- _TASK OBJECTIVE_: State only the number of lines below where the word "icon" is found.

Website and app data records
———
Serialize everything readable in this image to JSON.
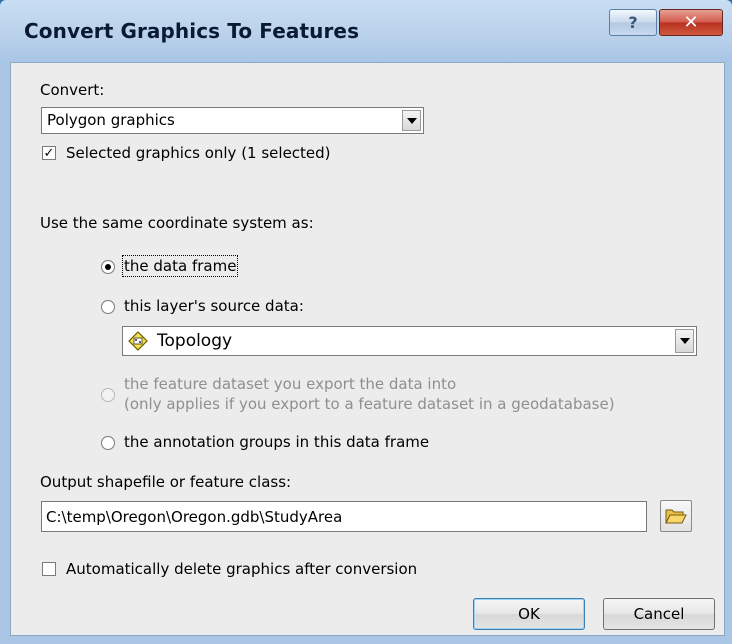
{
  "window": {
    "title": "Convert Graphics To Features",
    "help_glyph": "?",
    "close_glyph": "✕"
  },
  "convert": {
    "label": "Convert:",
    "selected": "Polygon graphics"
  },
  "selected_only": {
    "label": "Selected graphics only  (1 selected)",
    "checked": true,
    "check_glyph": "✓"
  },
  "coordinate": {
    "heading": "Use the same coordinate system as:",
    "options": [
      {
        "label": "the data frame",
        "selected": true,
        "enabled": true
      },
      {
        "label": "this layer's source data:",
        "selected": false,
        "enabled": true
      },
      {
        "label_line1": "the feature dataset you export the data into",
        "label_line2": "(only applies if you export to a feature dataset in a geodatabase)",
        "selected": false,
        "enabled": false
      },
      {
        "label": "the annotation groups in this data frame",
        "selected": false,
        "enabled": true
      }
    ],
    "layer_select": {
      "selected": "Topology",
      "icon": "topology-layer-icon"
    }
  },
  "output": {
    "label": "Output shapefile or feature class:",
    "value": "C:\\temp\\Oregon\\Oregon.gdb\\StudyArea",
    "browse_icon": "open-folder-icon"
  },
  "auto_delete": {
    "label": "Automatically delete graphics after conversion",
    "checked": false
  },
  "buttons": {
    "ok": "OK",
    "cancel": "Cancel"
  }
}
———
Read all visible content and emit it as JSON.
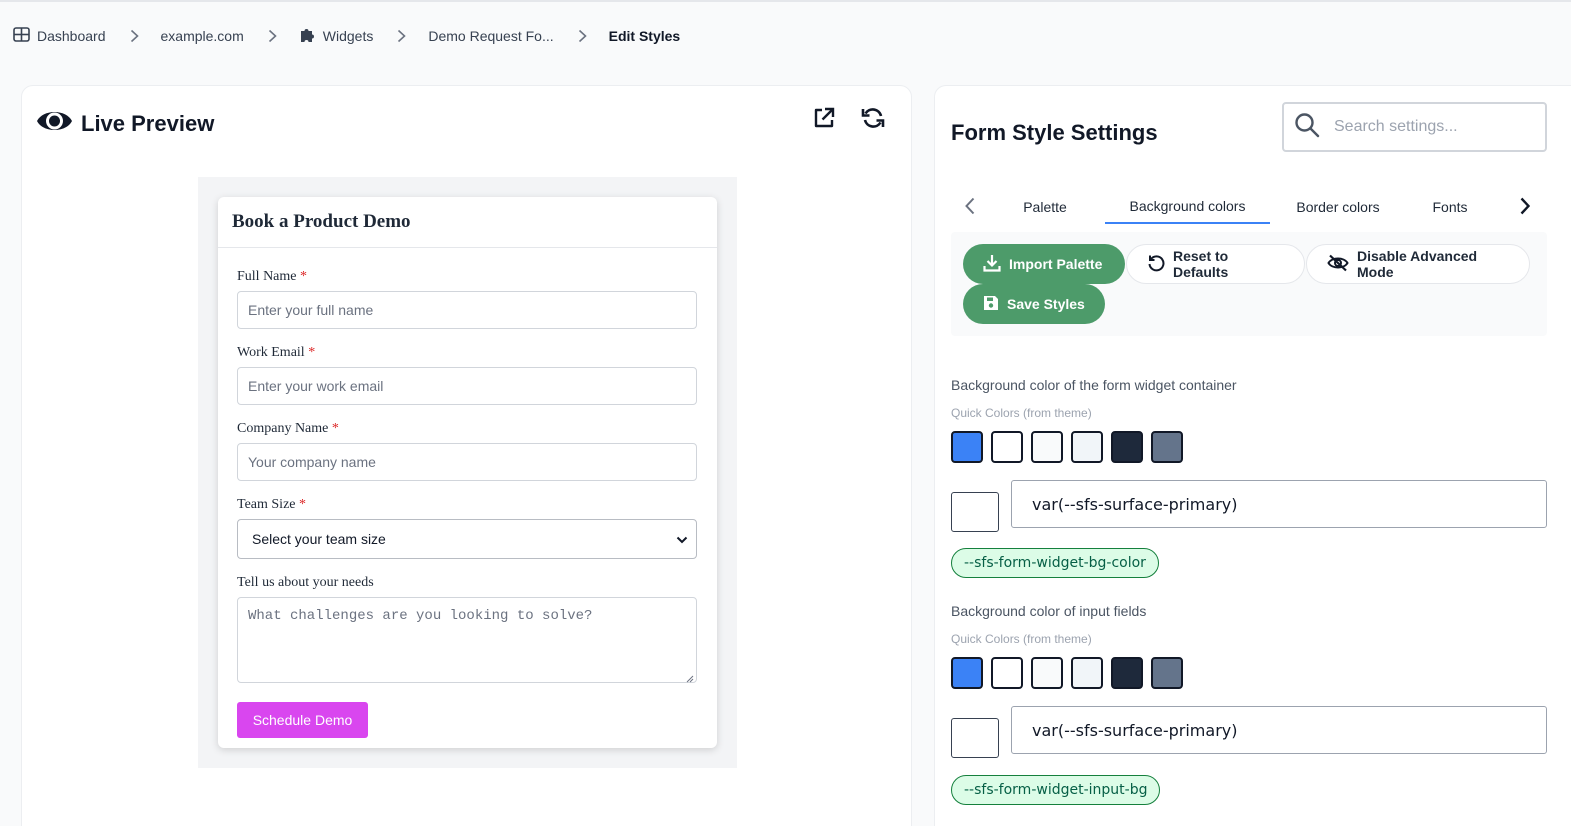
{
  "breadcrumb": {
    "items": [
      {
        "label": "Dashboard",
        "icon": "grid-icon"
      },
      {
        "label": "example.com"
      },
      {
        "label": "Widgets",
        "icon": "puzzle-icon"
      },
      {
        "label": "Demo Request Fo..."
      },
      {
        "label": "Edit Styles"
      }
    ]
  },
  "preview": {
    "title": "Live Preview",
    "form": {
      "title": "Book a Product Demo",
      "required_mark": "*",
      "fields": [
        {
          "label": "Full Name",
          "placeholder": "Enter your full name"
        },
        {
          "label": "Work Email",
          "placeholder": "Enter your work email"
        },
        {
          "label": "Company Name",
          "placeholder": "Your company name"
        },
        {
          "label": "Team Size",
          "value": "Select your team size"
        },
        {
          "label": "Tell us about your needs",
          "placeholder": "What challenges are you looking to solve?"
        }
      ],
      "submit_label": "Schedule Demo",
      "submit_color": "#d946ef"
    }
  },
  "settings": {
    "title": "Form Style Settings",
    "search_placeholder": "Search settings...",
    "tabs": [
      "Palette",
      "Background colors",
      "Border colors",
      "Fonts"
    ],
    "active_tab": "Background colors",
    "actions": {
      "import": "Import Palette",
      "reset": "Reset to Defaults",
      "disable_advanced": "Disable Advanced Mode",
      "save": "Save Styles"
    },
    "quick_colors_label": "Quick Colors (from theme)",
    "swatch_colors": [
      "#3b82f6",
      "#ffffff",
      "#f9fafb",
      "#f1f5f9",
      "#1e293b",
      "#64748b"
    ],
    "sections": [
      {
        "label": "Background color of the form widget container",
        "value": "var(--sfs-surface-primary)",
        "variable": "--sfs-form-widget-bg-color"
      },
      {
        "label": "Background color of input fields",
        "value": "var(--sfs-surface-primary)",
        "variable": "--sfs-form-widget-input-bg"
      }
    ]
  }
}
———
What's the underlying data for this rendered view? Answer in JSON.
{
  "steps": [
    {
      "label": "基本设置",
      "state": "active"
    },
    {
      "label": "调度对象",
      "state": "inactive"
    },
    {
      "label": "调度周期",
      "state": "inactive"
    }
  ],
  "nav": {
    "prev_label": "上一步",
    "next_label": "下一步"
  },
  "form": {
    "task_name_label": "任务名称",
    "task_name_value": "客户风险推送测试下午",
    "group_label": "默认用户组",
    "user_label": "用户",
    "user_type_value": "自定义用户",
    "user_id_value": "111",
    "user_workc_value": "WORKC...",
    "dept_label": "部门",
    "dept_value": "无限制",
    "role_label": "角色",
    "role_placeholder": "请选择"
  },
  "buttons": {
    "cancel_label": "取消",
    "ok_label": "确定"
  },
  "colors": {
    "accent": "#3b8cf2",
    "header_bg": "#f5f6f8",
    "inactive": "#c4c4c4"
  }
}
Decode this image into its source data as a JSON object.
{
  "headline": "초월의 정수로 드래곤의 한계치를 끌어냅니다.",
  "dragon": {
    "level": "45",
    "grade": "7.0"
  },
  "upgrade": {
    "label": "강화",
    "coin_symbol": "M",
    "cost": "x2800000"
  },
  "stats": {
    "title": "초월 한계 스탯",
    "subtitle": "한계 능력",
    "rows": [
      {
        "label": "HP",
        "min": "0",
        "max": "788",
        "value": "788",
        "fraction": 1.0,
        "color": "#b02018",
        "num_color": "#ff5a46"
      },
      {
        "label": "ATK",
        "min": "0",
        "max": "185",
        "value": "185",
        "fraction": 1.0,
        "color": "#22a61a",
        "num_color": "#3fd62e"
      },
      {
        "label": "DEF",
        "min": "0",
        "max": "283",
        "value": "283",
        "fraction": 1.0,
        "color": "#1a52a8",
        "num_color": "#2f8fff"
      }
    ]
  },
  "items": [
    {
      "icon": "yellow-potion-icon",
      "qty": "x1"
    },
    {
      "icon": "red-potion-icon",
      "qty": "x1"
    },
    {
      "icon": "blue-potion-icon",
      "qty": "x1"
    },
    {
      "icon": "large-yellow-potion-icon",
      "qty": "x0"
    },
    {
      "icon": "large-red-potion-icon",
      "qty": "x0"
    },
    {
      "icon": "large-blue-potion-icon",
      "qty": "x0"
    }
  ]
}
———
- _OUTPUT_: 10